Pool of black professionals
In the 14 years the Seta has existed, it has led the change in the overall racial profile of the sector to what it is now: 43% African, 17% coloured, 13% Indian and 27% white. White people still dominate management positions, though, with 47% – compared with 23% Africans, 13% coloured and 17% Indian.
The Seta is bankrolling a bursary scheme at three historically black universities (Fort Hare, Venda and Zululand) to produce more than 800 accountants by 2018. According to their statistics, the pass rates were 92% in 2012 and 81% last year.
“The projects that we are running are aimed at improving the pool of black professionals in the [banking] sector,” said Makhubalo.
The Seta’s Letsema and Kuyasa learnership programmes (for those in matric and university graduates, respectively) have placed thousands of previously disadvantaged youth in banks across the country, Makhubalo said. This helps them gain much-needed work experience.
The executive said 84% complete the learnerships, while employment rate is over 70%.
“The success of the learnerships is probably the most visible one. If you go to any bank ... branches have gone from the faces of white women behind the counter to black women. The change is unbelievable. You can see that in Sandton branches, in Thohoyandou, Mtubatuba. So this is the effect the learnerships have had.”
No footprints among target groups
For its part, the Fibre Processing and Manufacturing Seta was beginning to turn things around and producing results, Yende said. This is a fairly new Seta, formed three years following the merger of three Setas.
Though “you cannot say we were stagnant at some point in time” owing to the merging process, the Seta has used the past three years to build.
The Seta’s new business model was only approved in March, leading Makwetu’s office to point out that it doesn’t look poised to improve its qualified audit, “mainly due to the late implementation of action plans by management”.
Said Yende: “I think our Seta has done very well. We’re in our third year, and we’re beginning to get into the growth phase – which will begin to show a lot of results out of the strategy, the business model and the systems developed over the past few years.”
The Seta is mandated to hone skills for 13 industries, including clothing, textiles, furniture, forestry and print media.
Another long-standing criticism against Setas is that they are detached from majority of the youth they should be targeting. The bodies have been criticised for that have their headquarters in plush suburbs such as Sandton and Midrand, but no footprints whatsoever in townships and rural areas where the majority of unskilled youth are located.
Not all learners are in townships
Speaking at a municipal bursary ceremony in Pietermaritzburg in February, Higher Education and Training Minister Blade Nzimande questioned the location of the bodies.
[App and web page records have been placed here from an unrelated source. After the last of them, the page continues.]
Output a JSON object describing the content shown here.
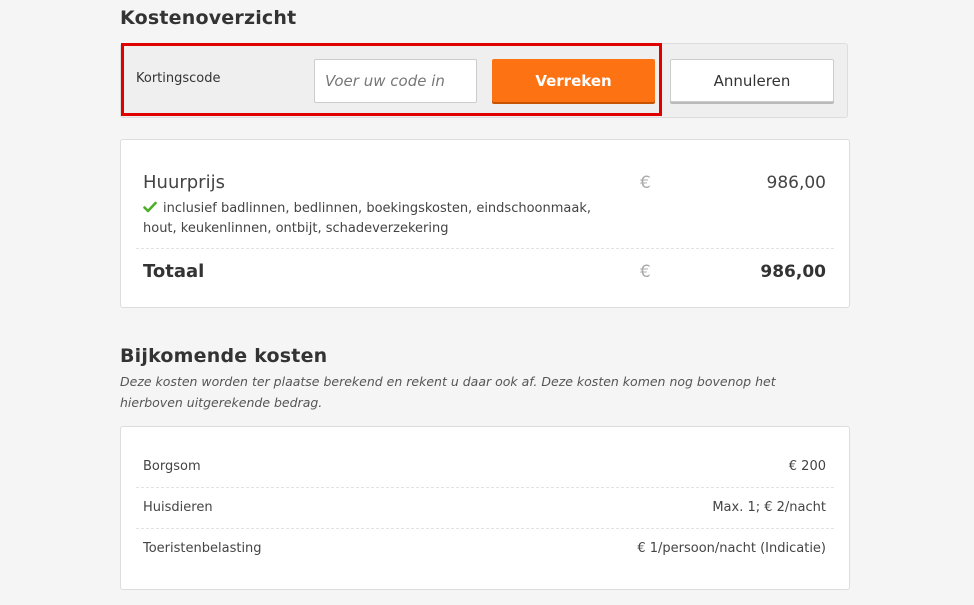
{
  "section_title": "Kostenoverzicht",
  "discount": {
    "label": "Kortingscode",
    "placeholder": "Voer uw code in",
    "apply_label": "Verreken",
    "cancel_label": "Annuleren"
  },
  "costs": {
    "rent_label": "Huurprijs",
    "rent_currency": "€",
    "rent_amount": "986,00",
    "included_text": "inclusief badlinnen, bedlinnen, boekingskosten, eindschoonmaak, hout, keukenlinnen, ontbijt, schadeverzekering",
    "total_label": "Totaal",
    "total_currency": "€",
    "total_amount": "986,00"
  },
  "additional": {
    "title": "Bijkomende kosten",
    "note": "Deze kosten worden ter plaatse berekend en rekent u daar ook af. Deze kosten komen nog bovenop het hierboven uitgerekende bedrag.",
    "rows": [
      {
        "label": "Borgsom",
        "value": "€ 200"
      },
      {
        "label": "Huisdieren",
        "value": "Max. 1; € 2/nacht"
      },
      {
        "label": "Toeristenbelasting",
        "value": "€ 1/persoon/nacht (Indicatie)"
      }
    ]
  },
  "colors": {
    "primary_button": "#fd7314",
    "highlight_border": "#e00000",
    "check_green": "#4caf2a"
  }
}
“Setas have also resumed the process of opening offices in townships and rural areas, bringing education to citizens. Honestly, what is the point of running Setas from Sandton when recipients are based in depressed communities?”
He told the ceremony that Setas are opening offices in Further Education and Training colleges. There are 34 such offices across the country.
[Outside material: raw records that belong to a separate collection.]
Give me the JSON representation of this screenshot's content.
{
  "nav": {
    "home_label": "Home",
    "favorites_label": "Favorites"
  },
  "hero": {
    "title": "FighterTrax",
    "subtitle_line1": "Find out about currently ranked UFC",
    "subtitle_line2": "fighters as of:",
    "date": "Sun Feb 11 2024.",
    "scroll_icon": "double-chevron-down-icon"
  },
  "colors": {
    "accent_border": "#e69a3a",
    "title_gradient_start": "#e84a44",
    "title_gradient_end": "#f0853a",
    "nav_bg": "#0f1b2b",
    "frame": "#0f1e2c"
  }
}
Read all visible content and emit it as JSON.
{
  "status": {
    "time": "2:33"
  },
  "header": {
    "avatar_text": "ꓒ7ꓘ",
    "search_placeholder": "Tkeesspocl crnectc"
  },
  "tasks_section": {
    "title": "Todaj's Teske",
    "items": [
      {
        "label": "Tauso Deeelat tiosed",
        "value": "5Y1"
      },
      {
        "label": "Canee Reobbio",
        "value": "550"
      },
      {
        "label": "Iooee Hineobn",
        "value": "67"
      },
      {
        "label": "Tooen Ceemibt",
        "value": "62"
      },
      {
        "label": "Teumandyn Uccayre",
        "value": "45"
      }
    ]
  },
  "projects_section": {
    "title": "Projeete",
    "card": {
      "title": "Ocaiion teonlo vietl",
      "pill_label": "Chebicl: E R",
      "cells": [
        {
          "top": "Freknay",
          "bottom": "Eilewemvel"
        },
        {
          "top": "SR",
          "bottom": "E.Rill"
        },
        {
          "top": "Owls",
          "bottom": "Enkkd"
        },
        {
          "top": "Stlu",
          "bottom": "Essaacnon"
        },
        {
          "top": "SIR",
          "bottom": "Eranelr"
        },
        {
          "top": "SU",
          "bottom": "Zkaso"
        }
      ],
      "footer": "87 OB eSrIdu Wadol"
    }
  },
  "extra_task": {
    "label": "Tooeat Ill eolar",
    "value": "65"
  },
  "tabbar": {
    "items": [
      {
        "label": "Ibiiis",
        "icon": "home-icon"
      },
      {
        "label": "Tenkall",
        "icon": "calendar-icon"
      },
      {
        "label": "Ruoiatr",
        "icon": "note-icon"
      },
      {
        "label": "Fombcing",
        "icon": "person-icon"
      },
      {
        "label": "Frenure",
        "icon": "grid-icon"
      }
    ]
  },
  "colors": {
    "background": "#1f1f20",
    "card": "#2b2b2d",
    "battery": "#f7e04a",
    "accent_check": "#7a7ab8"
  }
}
But it’s no issue that Setas are not established in townships and villages, according to Makhubalo. “The issue of where we are physically based is a moot point. You can never be in every street in the country, that’s not logical. Neither are government offices in Mamelodi, government offices are in Pretoria. So, the argument that we actually should be [there] I think is a red herring.
“To say that Setas must be in the townships as though black people must only be in the townships and as though our learners are only black people, that’s also not real.”
He said they opted for locations that are “safe, viable to reach” for staff members, the public and employers. “Also, a place where there is sufficient broadband capacity to support the type of work we do. In townships, the amount of broadband available is problematic.”
But that’s not to say the bodies are not branching out. “What we’re doing now, most Setas have regional offices throughout the whole country. We’re opening two offices [soon] in Polokwane and East London.”